■ Data:
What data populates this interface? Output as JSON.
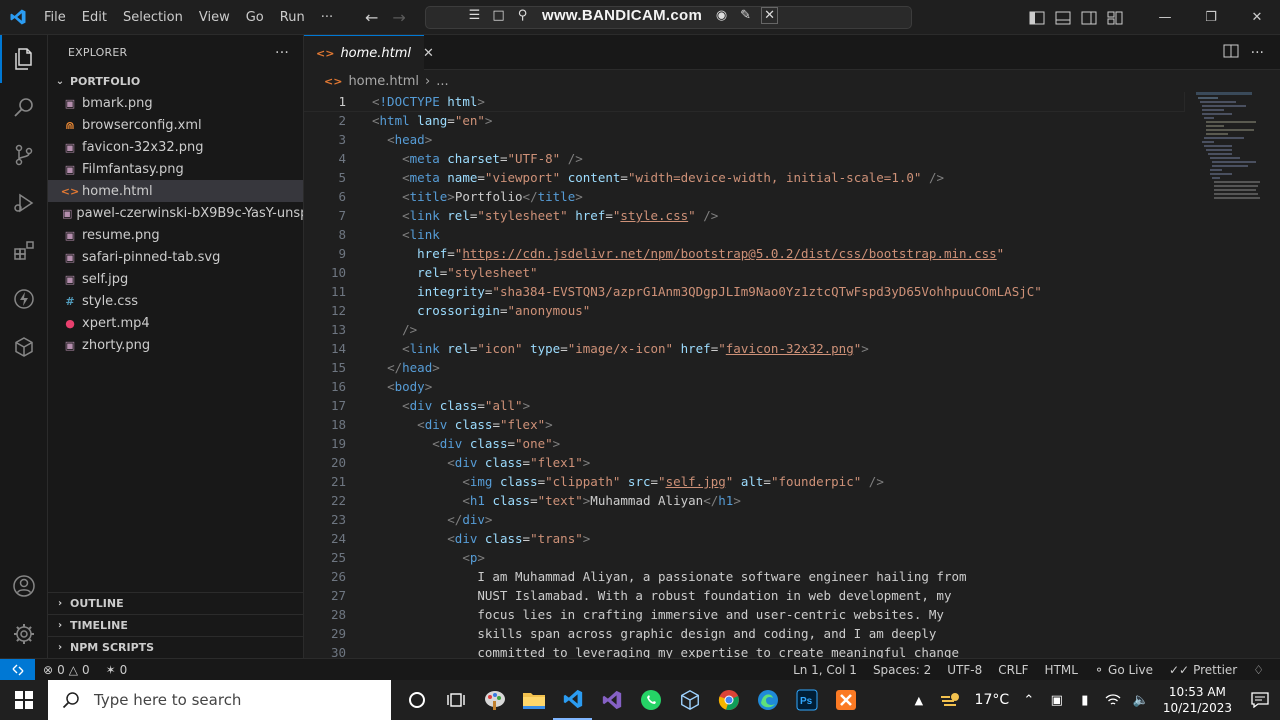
{
  "menu": [
    "File",
    "Edit",
    "Selection",
    "View",
    "Go",
    "Run",
    "···"
  ],
  "overlay": {
    "bandicam": "www.BANDICAM.com"
  },
  "explorer": {
    "title": "EXPLORER",
    "more": "···",
    "folder": "PORTFOLIO",
    "files": [
      {
        "name": "bmark.png",
        "icon": "image-file-icon",
        "color": "#b48ead"
      },
      {
        "name": "browserconfig.xml",
        "icon": "rss-file-icon",
        "color": "#f08c36"
      },
      {
        "name": "favicon-32x32.png",
        "icon": "image-file-icon",
        "color": "#b48ead"
      },
      {
        "name": "Filmfantasy.png",
        "icon": "image-file-icon",
        "color": "#b48ead"
      },
      {
        "name": "home.html",
        "icon": "html-file-icon",
        "color": "#e37933"
      },
      {
        "name": "pawel-czerwinski-bX9B9c-YasY-unsp...",
        "icon": "image-file-icon",
        "color": "#b48ead"
      },
      {
        "name": "resume.png",
        "icon": "image-file-icon",
        "color": "#b48ead"
      },
      {
        "name": "safari-pinned-tab.svg",
        "icon": "image-file-icon",
        "color": "#b48ead"
      },
      {
        "name": "self.jpg",
        "icon": "image-file-icon",
        "color": "#b48ead"
      },
      {
        "name": "style.css",
        "icon": "css-file-icon",
        "color": "#519aba"
      },
      {
        "name": "xpert.mp4",
        "icon": "video-file-icon",
        "color": "#e8406e"
      },
      {
        "name": "zhorty.png",
        "icon": "image-file-icon",
        "color": "#b48ead"
      }
    ],
    "sections": [
      "OUTLINE",
      "TIMELINE",
      "NPM SCRIPTS"
    ]
  },
  "editor": {
    "tab": "home.html",
    "breadcrumb_file": "home.html",
    "breadcrumb_more": "...",
    "lines": [
      [
        [
          "br",
          "<"
        ],
        [
          "kw",
          "!DOCTYPE"
        ],
        [
          "txt",
          " "
        ],
        [
          "attr",
          "html"
        ],
        [
          "br",
          ">"
        ]
      ],
      [
        [
          "br",
          "<"
        ],
        [
          "tag",
          "html"
        ],
        [
          "txt",
          " "
        ],
        [
          "attr",
          "lang"
        ],
        [
          "eq",
          "="
        ],
        [
          "str",
          "\"en\""
        ],
        [
          "br",
          ">"
        ]
      ],
      [
        [
          "txt",
          "  "
        ],
        [
          "br",
          "<"
        ],
        [
          "tag",
          "head"
        ],
        [
          "br",
          ">"
        ]
      ],
      [
        [
          "txt",
          "    "
        ],
        [
          "br",
          "<"
        ],
        [
          "tag",
          "meta"
        ],
        [
          "txt",
          " "
        ],
        [
          "attr",
          "charset"
        ],
        [
          "eq",
          "="
        ],
        [
          "str",
          "\"UTF-8\""
        ],
        [
          "txt",
          " "
        ],
        [
          "br",
          "/>"
        ]
      ],
      [
        [
          "txt",
          "    "
        ],
        [
          "br",
          "<"
        ],
        [
          "tag",
          "meta"
        ],
        [
          "txt",
          " "
        ],
        [
          "attr",
          "name"
        ],
        [
          "eq",
          "="
        ],
        [
          "str",
          "\"viewport\""
        ],
        [
          "txt",
          " "
        ],
        [
          "attr",
          "content"
        ],
        [
          "eq",
          "="
        ],
        [
          "str",
          "\"width=device-width, initial-scale=1.0\""
        ],
        [
          "txt",
          " "
        ],
        [
          "br",
          "/>"
        ]
      ],
      [
        [
          "txt",
          "    "
        ],
        [
          "br",
          "<"
        ],
        [
          "tag",
          "title"
        ],
        [
          "br",
          ">"
        ],
        [
          "txt",
          "Portfolio"
        ],
        [
          "br",
          "</"
        ],
        [
          "tag",
          "title"
        ],
        [
          "br",
          ">"
        ]
      ],
      [
        [
          "txt",
          "    "
        ],
        [
          "br",
          "<"
        ],
        [
          "tag",
          "link"
        ],
        [
          "txt",
          " "
        ],
        [
          "attr",
          "rel"
        ],
        [
          "eq",
          "="
        ],
        [
          "str",
          "\"stylesheet\""
        ],
        [
          "txt",
          " "
        ],
        [
          "attr",
          "href"
        ],
        [
          "eq",
          "="
        ],
        [
          "str",
          "\""
        ],
        [
          "stru",
          "style.css"
        ],
        [
          "str",
          "\""
        ],
        [
          "txt",
          " "
        ],
        [
          "br",
          "/>"
        ]
      ],
      [
        [
          "txt",
          "    "
        ],
        [
          "br",
          "<"
        ],
        [
          "tag",
          "link"
        ]
      ],
      [
        [
          "txt",
          "      "
        ],
        [
          "attr",
          "href"
        ],
        [
          "eq",
          "="
        ],
        [
          "str",
          "\""
        ],
        [
          "stru",
          "https://cdn.jsdelivr.net/npm/bootstrap@5.0.2/dist/css/bootstrap.min.css"
        ],
        [
          "str",
          "\""
        ]
      ],
      [
        [
          "txt",
          "      "
        ],
        [
          "attr",
          "rel"
        ],
        [
          "eq",
          "="
        ],
        [
          "str",
          "\"stylesheet\""
        ]
      ],
      [
        [
          "txt",
          "      "
        ],
        [
          "attr",
          "integrity"
        ],
        [
          "eq",
          "="
        ],
        [
          "str",
          "\"sha384-EVSTQN3/azprG1Anm3QDgpJLIm9Nao0Yz1ztcQTwFspd3yD65VohhpuuCOmLASjC\""
        ]
      ],
      [
        [
          "txt",
          "      "
        ],
        [
          "attr",
          "crossorigin"
        ],
        [
          "eq",
          "="
        ],
        [
          "str",
          "\"anonymous\""
        ]
      ],
      [
        [
          "txt",
          "    "
        ],
        [
          "br",
          "/>"
        ]
      ],
      [
        [
          "txt",
          "    "
        ],
        [
          "br",
          "<"
        ],
        [
          "tag",
          "link"
        ],
        [
          "txt",
          " "
        ],
        [
          "attr",
          "rel"
        ],
        [
          "eq",
          "="
        ],
        [
          "str",
          "\"icon\""
        ],
        [
          "txt",
          " "
        ],
        [
          "attr",
          "type"
        ],
        [
          "eq",
          "="
        ],
        [
          "str",
          "\"image/x-icon\""
        ],
        [
          "txt",
          " "
        ],
        [
          "attr",
          "href"
        ],
        [
          "eq",
          "="
        ],
        [
          "str",
          "\""
        ],
        [
          "stru",
          "favicon-32x32.png"
        ],
        [
          "str",
          "\""
        ],
        [
          "br",
          ">"
        ]
      ],
      [
        [
          "txt",
          "  "
        ],
        [
          "br",
          "</"
        ],
        [
          "tag",
          "head"
        ],
        [
          "br",
          ">"
        ]
      ],
      [
        [
          "txt",
          "  "
        ],
        [
          "br",
          "<"
        ],
        [
          "tag",
          "body"
        ],
        [
          "br",
          ">"
        ]
      ],
      [
        [
          "txt",
          "    "
        ],
        [
          "br",
          "<"
        ],
        [
          "tag",
          "div"
        ],
        [
          "txt",
          " "
        ],
        [
          "attr",
          "class"
        ],
        [
          "eq",
          "="
        ],
        [
          "str",
          "\"all\""
        ],
        [
          "br",
          ">"
        ]
      ],
      [
        [
          "txt",
          "      "
        ],
        [
          "br",
          "<"
        ],
        [
          "tag",
          "div"
        ],
        [
          "txt",
          " "
        ],
        [
          "attr",
          "class"
        ],
        [
          "eq",
          "="
        ],
        [
          "str",
          "\"flex\""
        ],
        [
          "br",
          ">"
        ]
      ],
      [
        [
          "txt",
          "        "
        ],
        [
          "br",
          "<"
        ],
        [
          "tag",
          "div"
        ],
        [
          "txt",
          " "
        ],
        [
          "attr",
          "class"
        ],
        [
          "eq",
          "="
        ],
        [
          "str",
          "\"one\""
        ],
        [
          "br",
          ">"
        ]
      ],
      [
        [
          "txt",
          "          "
        ],
        [
          "br",
          "<"
        ],
        [
          "tag",
          "div"
        ],
        [
          "txt",
          " "
        ],
        [
          "attr",
          "class"
        ],
        [
          "eq",
          "="
        ],
        [
          "str",
          "\"flex1\""
        ],
        [
          "br",
          ">"
        ]
      ],
      [
        [
          "txt",
          "            "
        ],
        [
          "br",
          "<"
        ],
        [
          "tag",
          "img"
        ],
        [
          "txt",
          " "
        ],
        [
          "attr",
          "class"
        ],
        [
          "eq",
          "="
        ],
        [
          "str",
          "\"clippath\""
        ],
        [
          "txt",
          " "
        ],
        [
          "attr",
          "src"
        ],
        [
          "eq",
          "="
        ],
        [
          "str",
          "\""
        ],
        [
          "stru",
          "self.jpg"
        ],
        [
          "str",
          "\""
        ],
        [
          "txt",
          " "
        ],
        [
          "attr",
          "alt"
        ],
        [
          "eq",
          "="
        ],
        [
          "str",
          "\"founderpic\""
        ],
        [
          "txt",
          " "
        ],
        [
          "br",
          "/>"
        ]
      ],
      [
        [
          "txt",
          "            "
        ],
        [
          "br",
          "<"
        ],
        [
          "tag",
          "h1"
        ],
        [
          "txt",
          " "
        ],
        [
          "attr",
          "class"
        ],
        [
          "eq",
          "="
        ],
        [
          "str",
          "\"text\""
        ],
        [
          "br",
          ">"
        ],
        [
          "txt",
          "Muhammad Aliyan"
        ],
        [
          "br",
          "</"
        ],
        [
          "tag",
          "h1"
        ],
        [
          "br",
          ">"
        ]
      ],
      [
        [
          "txt",
          "          "
        ],
        [
          "br",
          "</"
        ],
        [
          "tag",
          "div"
        ],
        [
          "br",
          ">"
        ]
      ],
      [
        [
          "txt",
          "          "
        ],
        [
          "br",
          "<"
        ],
        [
          "tag",
          "div"
        ],
        [
          "txt",
          " "
        ],
        [
          "attr",
          "class"
        ],
        [
          "eq",
          "="
        ],
        [
          "str",
          "\"trans\""
        ],
        [
          "br",
          ">"
        ]
      ],
      [
        [
          "txt",
          "            "
        ],
        [
          "br",
          "<"
        ],
        [
          "tag",
          "p"
        ],
        [
          "br",
          ">"
        ]
      ],
      [
        [
          "txt",
          "              I am Muhammad Aliyan, a passionate software engineer hailing from"
        ]
      ],
      [
        [
          "txt",
          "              NUST Islamabad. With a robust foundation in web development, my"
        ]
      ],
      [
        [
          "txt",
          "              focus lies in crafting immersive and user-centric websites. My"
        ]
      ],
      [
        [
          "txt",
          "              skills span across graphic design and coding, and I am deeply"
        ]
      ],
      [
        [
          "txt",
          "              committed to leveraging my expertise to create meaningful change"
        ]
      ]
    ]
  },
  "status": {
    "errors": "0",
    "warnings": "0",
    "ports": "0",
    "position": "Ln 1, Col 1",
    "spaces": "Spaces: 2",
    "encoding": "UTF-8",
    "eol": "CRLF",
    "language": "HTML",
    "golive": "Go Live",
    "prettier": "Prettier"
  },
  "taskbar": {
    "search_placeholder": "Type here to search",
    "temperature": "17°C",
    "time": "10:53 AM",
    "date": "10/21/2023"
  },
  "colors": {
    "accent": "#0078d4",
    "sidebar_bg": "#181818",
    "editor_bg": "#1f1f1f"
  }
}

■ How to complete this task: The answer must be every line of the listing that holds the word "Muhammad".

■ Task output:
          "Muhammad Aliyan"
          "              I am Muhammad Aliyan, a passionate software engineer hailing from"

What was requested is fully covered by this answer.